analysis of both the U.S. and international data. NICHD will focus particularly 
on injury and related behaviors. 

Methods Employed : The WHO coordinates a quadrennial survey that compares health 
behavior in adolescents in 27 countries. SAMHSA is collecting comparable data 
in a school-based study of U.S. adolescents. NICHD collaborators in the 
intramural and extramural programs will use descriptive and multivariate 
epidemiologic techniques appropriate for complex multistage complex surveys to 
prepare analytic papers. 

Major Findings : None available yet. 

Significance to Biomedical Research and the Program of the Institute : Injury is 
the leading cause of death for children in the U.S. NICHD has been active in 
promoting injury research as an emerging new endeavor through behavioral and 
epidemiological analyses and will emphasize this area in the collaborative 
analyses. The U.S. has learned much about risk factors and health outcomes 
through such international comparisons on infant mortality, aging, heart disease 
and health behaviors, for example. These data will prove invaluable for both 
international and domestic comparisons of injury and related behaviors in 
adolescents to target interventions appropriate to the U.S. 
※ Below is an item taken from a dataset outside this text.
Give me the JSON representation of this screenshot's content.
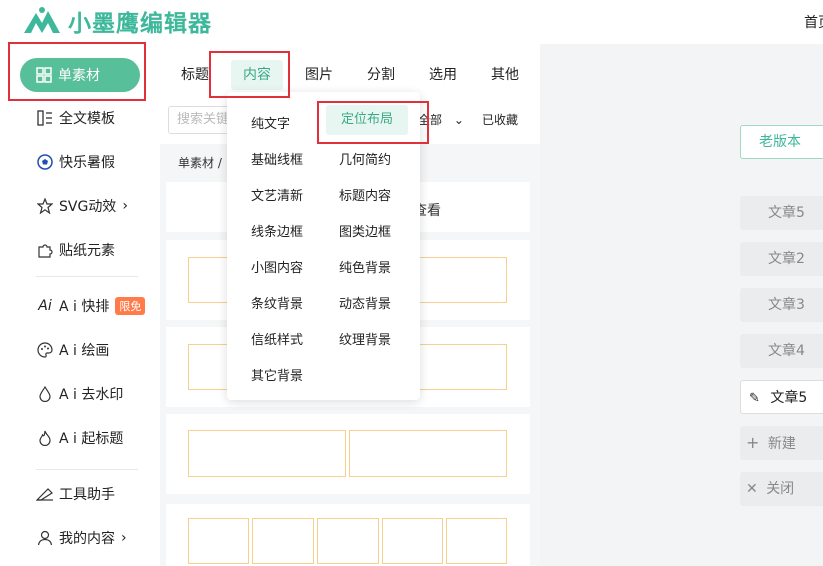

Proposed Course : NICHD has proposed joint funding by the intramural and 
extramural programs to support analysis of the SAMHSA survey data. The 
collaborative research team will complete the work through an interagency 
agreement with SAMHSA which has an on-going contract to perform the survey and 
complete the analysis. 

Publications: None to date 



•98 



c- 
















f \_ ^^ ^ 






■^ 













"^^ 
%, 



*>. ,^-<^ *!^X X<^ ■*>, 



/ 



./ 




■^ rf^ \ »»^ ^^ 

*. # .^ \ y* 



<^«> 



=*>, 



^Oto' 



-3^, 



./ 






Research. 
Aiiia2ing Help. 



http://nihlibrary.nih.gov 












^o. 



2 



V 






1 Center Drive 

Bethesda, MD 20892-1 150 

301-496-1080 









YH^ 



# 



# 



^<S'/ 



\ 



/I 



■^ 

y ^ 



HK 






^*/ \^/ \#/ \^/ ve% 



V 



.v*' 



^/-' 11/a 

II T 



^" o^^>. ^S 









# 










4^